After howls of outrage Hockey put out a note to back his argument. It
showed average weekly household expenditure on petrol in absolute terms
increasing with household income thus: lowest quintile, $16.36; second
$27.60; third $38.55; fourth $47, and highest $53.87.
“Based on census data, households in relatively disadvantaged areas
are less likely to own motor vehicles than those in relatively
advantaged areas. Where motor vehicles are owned, households in
relatively disadvantaged areas are most likely to own only one car
whereas households in relatively advantaged areas are more likely to
have two or more motor vehicles,” the note said.
But these figures don’t tell us the relative burden of petrol costs,
and Hockey was quickly challenged on Twitter by more relevant figures.
News Corp’s national economics editor Jessica Irvine tweeted
the numbers for spending on petrol as a percentage of household income,
by quintile, showing that poor households spent more of their income on
it than those better off: Q1- 4.5%; Q2-3.5%; Q3-2.9%; Q4-2.3%; Q5-1.3%.
Greg Jericho, who writes for Guardian Australia, tweeted a graph
showing the percentage of annual household expenditure spent on petrol:
it was higher for the poor than for the top income bracket. Also, and
significantly, the second lowest income quintile (that is, relatively
modest earners) had the highest percentage.
In its submission to the Senate inquiry on the legislation the
Australian Automobile Association said: “Research indicates that the
people who use their cars most frequently are in the outer metropolitan
areas and rural and regional areas where there are lower incomes, less
jobs, and little or no access to public transport.
“The AAA is concerned that individuals in these areas will bear the highest cost increases of indexation changes.”
There are sound arguments for restoring the indexation of fuel
excise, not least environmental ones, as well as the need for a source
of revenue that grows. Also, the slugs to households will be small,
although mounting up over time.
It will be unfortunate if the Senate refuses to pass the measure.
Indexation was only abolished because John Howard was politically
embattled in 2001.
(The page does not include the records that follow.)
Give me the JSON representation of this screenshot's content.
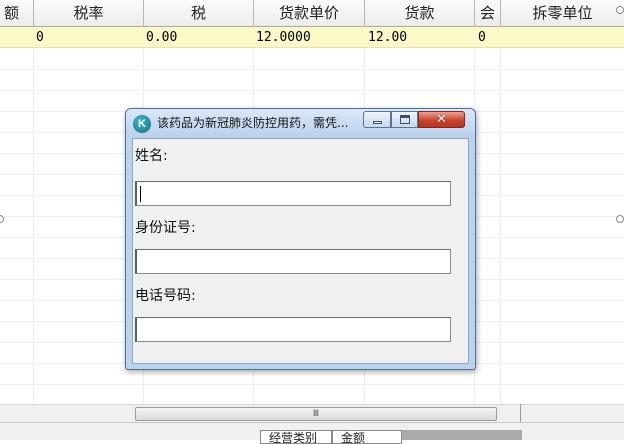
{
  "grid": {
    "columns": [
      "额",
      "税率",
      "税",
      "货款单价",
      "货款",
      "会",
      "拆零单位"
    ],
    "row": {
      "tax_rate": "0",
      "tax": "0.00",
      "unit_price": "12.0000",
      "payment": "12.00",
      "hui": "0"
    },
    "row_color": "#fcf9c9"
  },
  "dialog": {
    "title": "该药品为新冠肺炎防控用药，需凭...",
    "icon_letter": "K",
    "icon": "app-k-logo-icon",
    "fields": [
      {
        "label": "姓名:",
        "value": ""
      },
      {
        "label": "身份证号:",
        "value": ""
      },
      {
        "label": "电话号码:",
        "value": ""
      }
    ]
  },
  "scrollbar": {
    "grip": "Ⅲ"
  },
  "status": {
    "business_type": "经营类别",
    "amount": "金额"
  }
}
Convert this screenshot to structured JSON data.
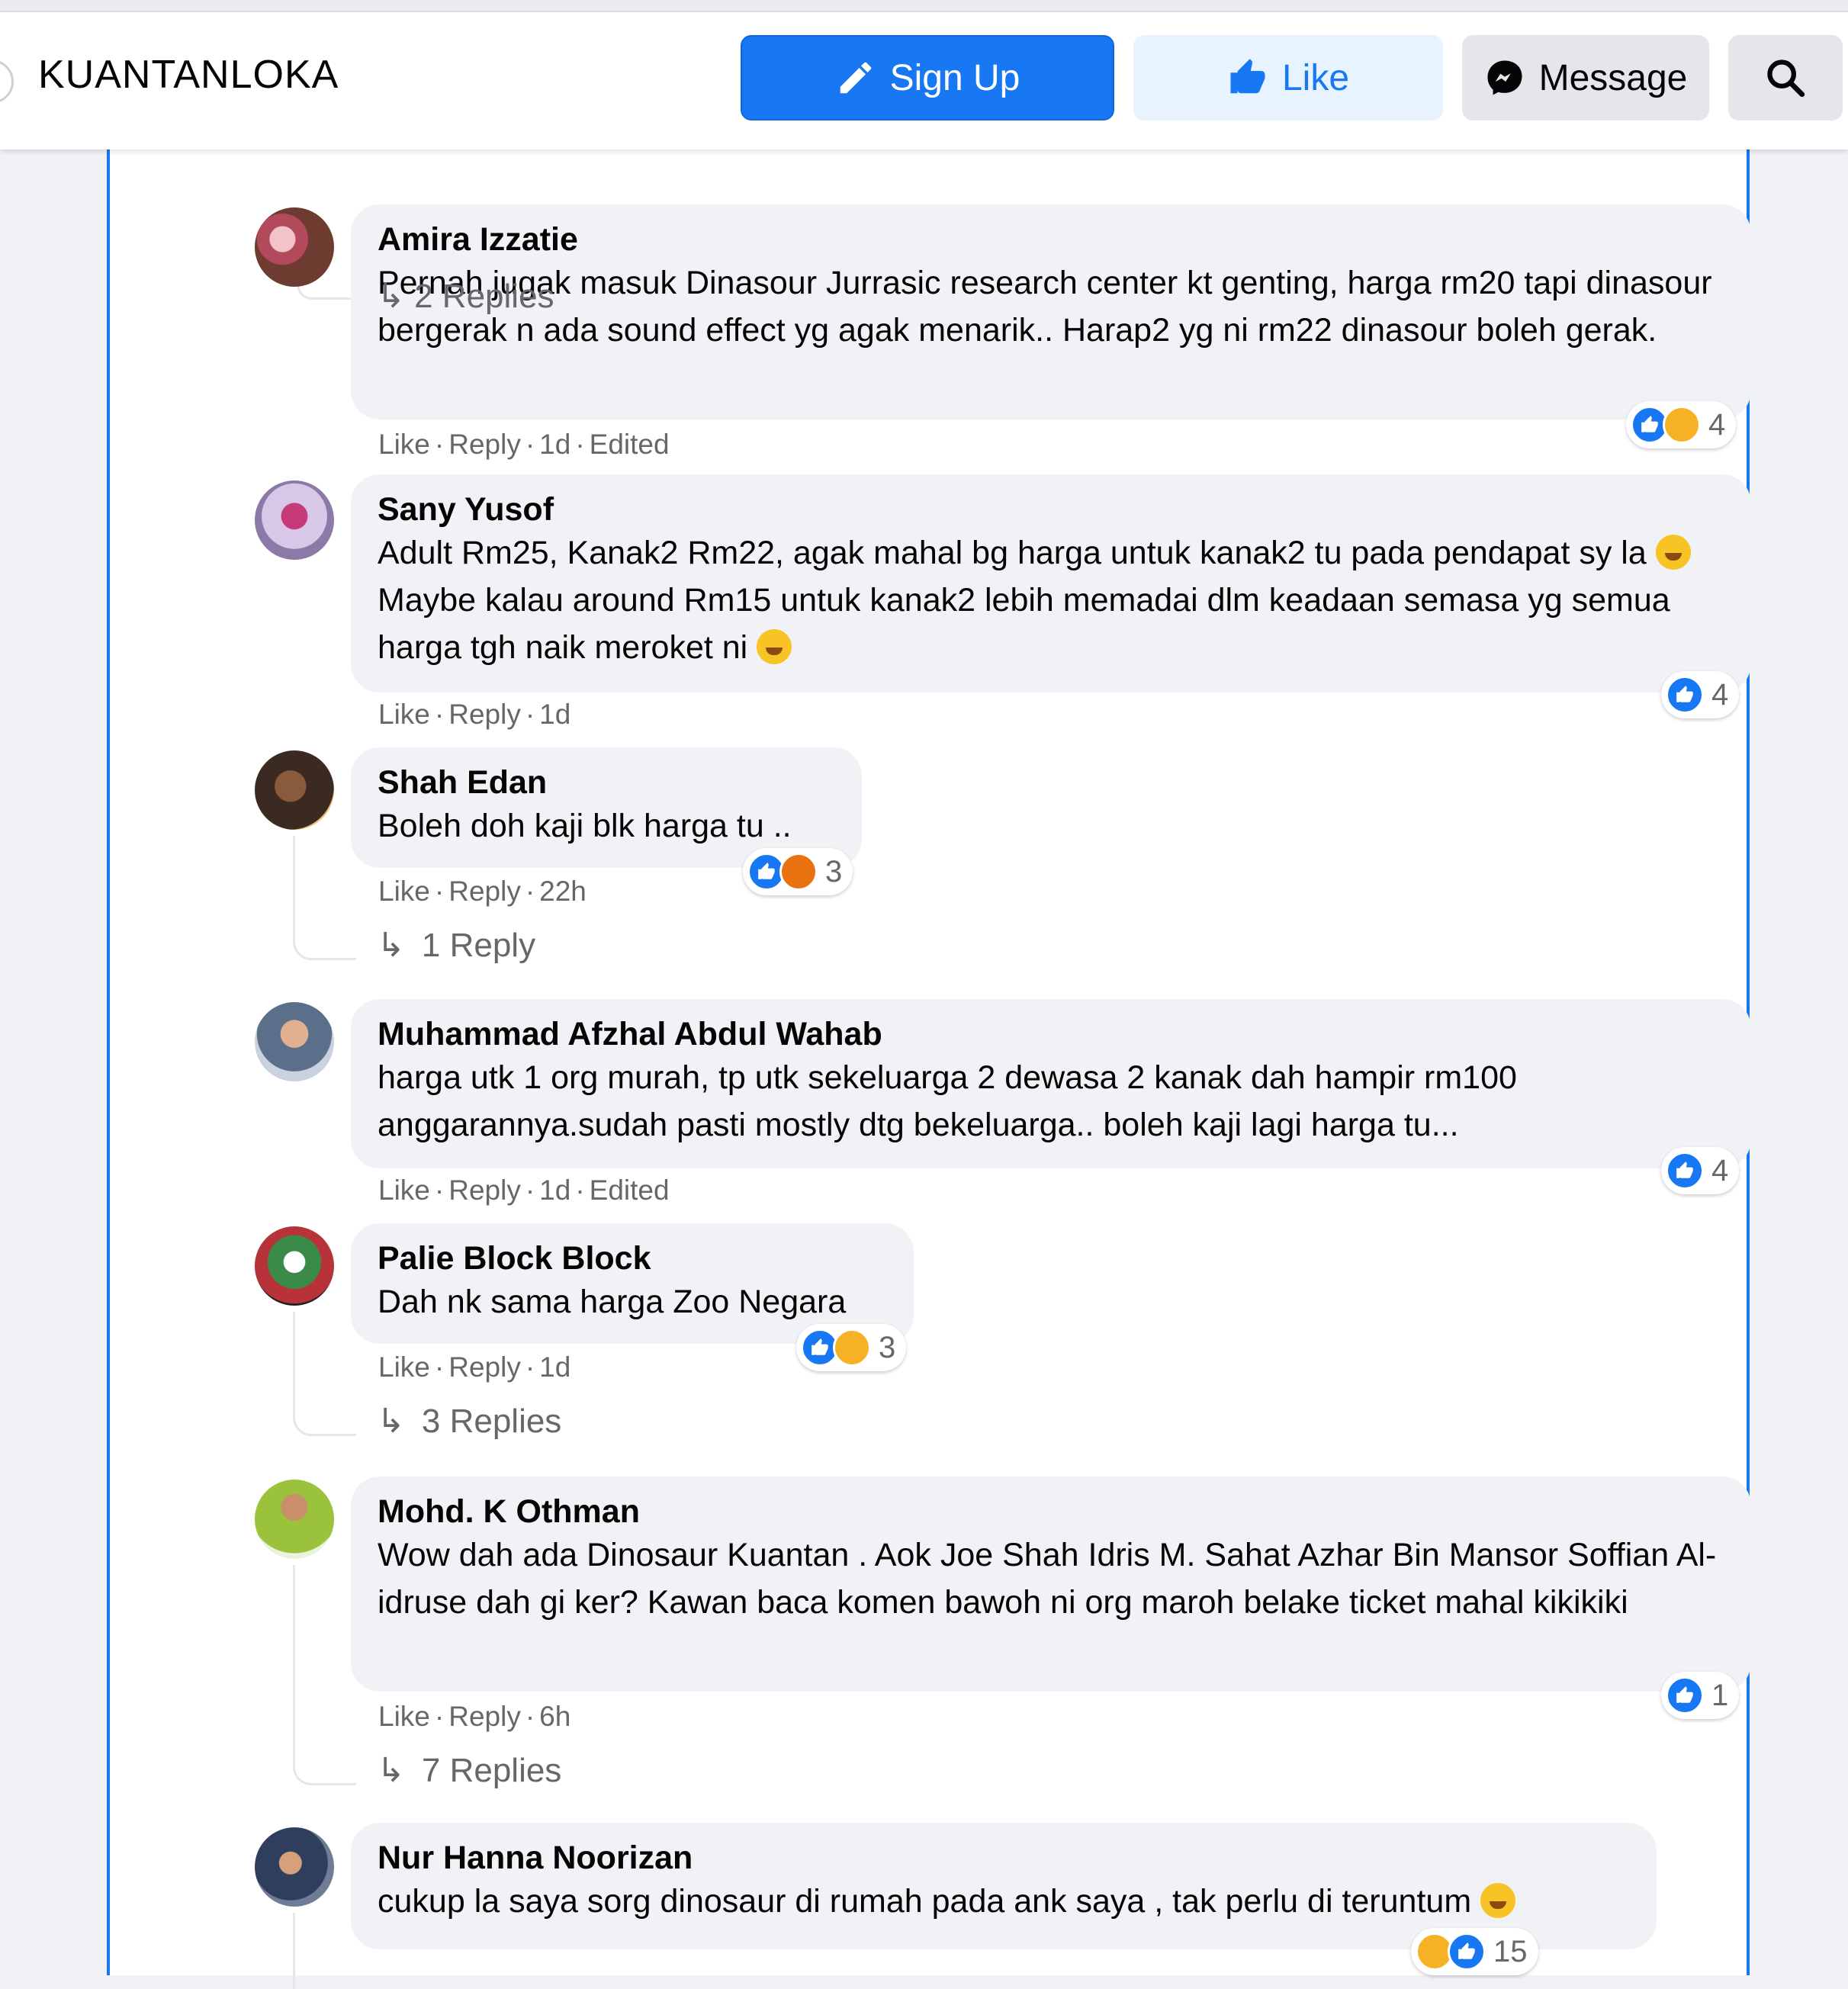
{
  "header": {
    "page_name": "KUANTANLOKA",
    "signup_label": "Sign Up",
    "like_label": "Like",
    "message_label": "Message"
  },
  "previous_replies": "2 Replies",
  "comments": [
    {
      "name": "Amira Izzatie",
      "text": "Pernah jugak masuk Dinasour Jurrasic research center kt genting, harga rm20 tapi dinasour bergerak n ada sound effect yg agak menarik.. Harap2 yg ni rm22 dinasour boleh gerak.",
      "like": "Like",
      "reply": "Reply",
      "time": "1d",
      "edited": "Edited",
      "reaction_count": "4"
    },
    {
      "name": "Sany Yusof",
      "text_a": "Adult Rm25, Kanak2 Rm22, agak mahal bg harga untuk kanak2 tu pada pendapat sy la",
      "text_b": "Maybe kalau around Rm15 untuk kanak2 lebih memadai dlm keadaan semasa yg semua harga tgh naik meroket ni",
      "like": "Like",
      "reply": "Reply",
      "time": "1d",
      "reaction_count": "4"
    },
    {
      "name": "Shah Edan",
      "text": "Boleh doh kaji blk harga tu ..",
      "like": "Like",
      "reply": "Reply",
      "time": "22h",
      "reaction_count": "3",
      "replies": "1 Reply"
    },
    {
      "name": "Muhammad Afzhal Abdul Wahab",
      "text": "harga utk 1 org murah, tp utk sekeluarga 2 dewasa 2 kanak dah hampir rm100 anggarannya.sudah pasti mostly dtg bekeluarga.. boleh kaji lagi harga tu...",
      "like": "Like",
      "reply": "Reply",
      "time": "1d",
      "edited": "Edited",
      "reaction_count": "4"
    },
    {
      "name": "Palie Block Block",
      "text": "Dah nk sama harga Zoo Negara",
      "like": "Like",
      "reply": "Reply",
      "time": "1d",
      "reaction_count": "3",
      "replies": "3 Replies"
    },
    {
      "name": "Mohd. K Othman",
      "text": "Wow dah ada Dinosaur Kuantan . Aok Joe Shah Idris M. Sahat Azhar Bin Mansor Soffian Al-idruse dah gi ker? Kawan baca komen bawoh ni org maroh belake ticket mahal kikikiki",
      "like": "Like",
      "reply": "Reply",
      "time": "6h",
      "reaction_count": "1",
      "replies": "7 Replies"
    },
    {
      "name": "Nur Hanna Noorizan",
      "text": "cukup la saya sorg dinosaur di rumah pada ank saya , tak perlu di teruntum",
      "reaction_count": "15"
    }
  ],
  "colors": {
    "accent": "#1877f2",
    "bubble": "#f0f2f5",
    "meta": "#65676b"
  },
  "icons": [
    "pencil-icon",
    "thumbs-up-icon",
    "messenger-icon",
    "search-icon",
    "reply-arrow-icon"
  ]
}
For all that, there is no getting away from the fact that it is a
regressive tax, and Hockey’s blunt-edged defence was just another
misstep in a budget sales job that has been full of them.